Wiring and Preparing Phalaenopsis

Phalaenopsis also known as the Butterfly Orchid needs definite support. There are a number of ways to prepare this fragile flower, but the way generally accepted follows:

Assembly Instructions

  1. Use Floratape ® stem wrap to wrap a No. 26 or No. 28 gauge wire. Be sure to stretch the stem wrap tightly and smoothly as you twist around the wire.
  2. Make a hairpin hook with a crook.
  3. Hold flower gently but firmly in the left hand. Insert wires wound with Floratape ® stem wrap wire carefully from above, down the sides of the hard pistil-like knob. Anchor the hooked wire carefully over the hard knob projection. The wires extending through the bottom will become part of the stem with sufficient support.
  4. Add a piece of dry cotton at the base of bloom over the cut stem. Wind with a No. 26 gauge wire. Spray cotton with water or dip in water for needed moisture. Overwrap neatly with florist's Parafilm ® wrap, using the same technique as in the Lily-of-the-Valley to retain moisture. With some practice you will become expert using Parafilm ® wrap over the moist cotton without too much bulkiness. You can then overwrap with Floratape ® stem wrap if desired. In the event of corsages or debutante bouquets using Phalaenopsis, the use of color can be invited by spraying the blooms with various color sprays that are now available on the market.

    Sometimes Phalaenopsis are very limp. When others cannot be obtained it is suggested you spray the underneath portion of the bloom lightly with either a light pink or a light color spray. When dry, the blooms become full of substance and appear much more alive and fresh.
  5. For added accent, prepare small scrolls. Do this by winding Floratape ® stem wrap on a No. 26 wire. Overwrap diagonally with pink satin ribbon using a few simple twists around the wire. Make a leaf design or butterfly effect, or combine a series of scrolls for effective accents. Please note that you must apply Floratape ® stem wrap to the wires first to apply the satin ribbon and form the small accents.

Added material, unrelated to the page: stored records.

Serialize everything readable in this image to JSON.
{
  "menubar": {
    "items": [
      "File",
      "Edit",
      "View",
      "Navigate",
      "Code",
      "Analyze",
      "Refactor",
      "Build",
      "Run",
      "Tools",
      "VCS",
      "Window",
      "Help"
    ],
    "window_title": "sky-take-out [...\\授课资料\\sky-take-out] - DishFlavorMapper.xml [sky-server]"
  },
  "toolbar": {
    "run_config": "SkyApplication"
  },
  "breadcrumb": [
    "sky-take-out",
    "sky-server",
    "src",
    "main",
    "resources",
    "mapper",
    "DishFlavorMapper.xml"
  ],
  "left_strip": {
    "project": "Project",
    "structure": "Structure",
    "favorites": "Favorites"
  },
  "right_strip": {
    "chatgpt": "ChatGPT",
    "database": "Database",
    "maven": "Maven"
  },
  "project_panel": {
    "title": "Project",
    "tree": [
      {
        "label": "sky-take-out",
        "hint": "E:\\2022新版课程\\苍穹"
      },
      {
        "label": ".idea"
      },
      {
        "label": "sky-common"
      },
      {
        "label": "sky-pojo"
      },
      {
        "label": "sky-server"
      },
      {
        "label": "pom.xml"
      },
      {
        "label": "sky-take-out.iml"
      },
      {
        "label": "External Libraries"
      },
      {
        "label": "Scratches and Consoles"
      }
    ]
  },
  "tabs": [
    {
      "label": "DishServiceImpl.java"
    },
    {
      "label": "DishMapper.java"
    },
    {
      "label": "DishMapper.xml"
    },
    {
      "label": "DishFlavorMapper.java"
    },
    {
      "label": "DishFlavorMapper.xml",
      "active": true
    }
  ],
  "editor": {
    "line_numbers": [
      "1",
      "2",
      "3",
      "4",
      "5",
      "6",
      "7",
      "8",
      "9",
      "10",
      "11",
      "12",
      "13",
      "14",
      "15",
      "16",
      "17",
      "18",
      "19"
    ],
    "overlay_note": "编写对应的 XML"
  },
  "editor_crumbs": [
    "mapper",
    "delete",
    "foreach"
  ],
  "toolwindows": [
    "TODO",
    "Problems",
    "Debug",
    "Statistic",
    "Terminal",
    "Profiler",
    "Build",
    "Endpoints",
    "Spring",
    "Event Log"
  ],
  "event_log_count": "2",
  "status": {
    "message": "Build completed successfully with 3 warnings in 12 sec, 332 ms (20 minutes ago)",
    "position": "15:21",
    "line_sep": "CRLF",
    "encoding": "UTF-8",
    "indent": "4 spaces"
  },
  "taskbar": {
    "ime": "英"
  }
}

FDP-13 | Written by William Kistler, American Floral Art School, Chicago